What the exercise asks => A full and exact copy of the listing that follows is needed.

Material to process =>
★ ★ ★ ★ ★ ★ ★
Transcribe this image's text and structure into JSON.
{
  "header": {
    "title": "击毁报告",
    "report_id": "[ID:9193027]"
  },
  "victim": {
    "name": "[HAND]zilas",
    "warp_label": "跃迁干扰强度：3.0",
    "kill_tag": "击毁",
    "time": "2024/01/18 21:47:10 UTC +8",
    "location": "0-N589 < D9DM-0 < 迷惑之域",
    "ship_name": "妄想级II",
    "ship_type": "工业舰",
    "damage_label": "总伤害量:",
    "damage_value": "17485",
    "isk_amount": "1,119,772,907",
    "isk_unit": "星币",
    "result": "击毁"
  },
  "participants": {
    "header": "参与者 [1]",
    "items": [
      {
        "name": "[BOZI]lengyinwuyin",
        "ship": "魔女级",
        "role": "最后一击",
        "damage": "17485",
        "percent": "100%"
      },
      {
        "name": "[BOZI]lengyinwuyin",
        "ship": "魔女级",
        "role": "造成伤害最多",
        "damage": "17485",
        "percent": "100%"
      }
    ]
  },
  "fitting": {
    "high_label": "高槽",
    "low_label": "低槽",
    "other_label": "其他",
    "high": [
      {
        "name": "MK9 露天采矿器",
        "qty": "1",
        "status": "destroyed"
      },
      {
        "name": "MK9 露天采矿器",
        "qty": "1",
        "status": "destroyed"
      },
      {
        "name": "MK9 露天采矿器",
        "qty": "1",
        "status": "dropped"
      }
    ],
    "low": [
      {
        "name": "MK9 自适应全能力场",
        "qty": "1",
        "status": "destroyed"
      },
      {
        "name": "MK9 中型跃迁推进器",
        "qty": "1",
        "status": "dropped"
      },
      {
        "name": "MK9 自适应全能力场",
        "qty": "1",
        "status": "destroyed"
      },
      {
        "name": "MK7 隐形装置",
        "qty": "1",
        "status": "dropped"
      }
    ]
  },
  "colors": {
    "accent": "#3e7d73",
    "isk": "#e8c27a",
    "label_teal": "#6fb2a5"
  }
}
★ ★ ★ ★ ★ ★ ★
Task response =>
Transcribe this image's text and structure into JSON.
{
  "header": {
    "title": "击毁报告",
    "report_id": "[ID:9193027]"
  },
  "victim": {
    "name": "[HAND]zilas",
    "warp_label": "跃迁干扰强度：3.0",
    "kill_tag": "击毁",
    "time": "2024/01/18 21:47:10 UTC +8",
    "location": "0-N589 < D9DM-0 < 迷惑之域",
    "ship_name": "妄想级II",
    "ship_type": "工业舰",
    "damage_label": "总伤害量:",
    "damage_value": "17485",
    "isk_amount": "1,119,772,907",
    "isk_unit": "星币",
    "result": "击毁"
  },
  "participants": {
    "header": "参与者 [1]",
    "items": [
      {
        "name": "[BOZI]lengyinwuyin",
        "ship": "魔女级",
        "role": "最后一击",
        "damage": "17485",
        "percent": "100%"
      },
      {
        "name": "[BOZI]lengyinwuyin",
        "ship": "魔女级",
        "role": "造成伤害最多",
        "damage": "17485",
        "percent": "100%"
      }
    ]
  },
  "fitting": {
    "high_label": "高槽",
    "low_label": "低槽",
    "other_label": "其他",
    "high": [
      {
        "name": "MK9 露天采矿器",
        "qty": "1",
        "status": "destroyed"
      },
      {
        "name": "MK9 露天采矿器",
        "qty": "1",
        "status": "destroyed"
      },
      {
        "name": "MK9 露天采矿器",
        "qty": "1",
        "status": "dropped"
      }
    ],
    "low": [
      {
        "name": "MK9 自适应全能力场",
        "qty": "1",
        "status": "destroyed"
      },
      {
        "name": "MK9 中型跃迁推进器",
        "qty": "1",
        "status": "dropped"
      },
      {
        "name": "MK9 自适应全能力场",
        "qty": "1",
        "status": "destroyed"
      },
      {
        "name": "MK7 隐形装置",
        "qty": "1",
        "status": "dropped"
      }
    ]
  },
  "colors": {
    "accent": "#3e7d73",
    "isk": "#e8c27a",
    "label_teal": "#6fb2a5"
  }
}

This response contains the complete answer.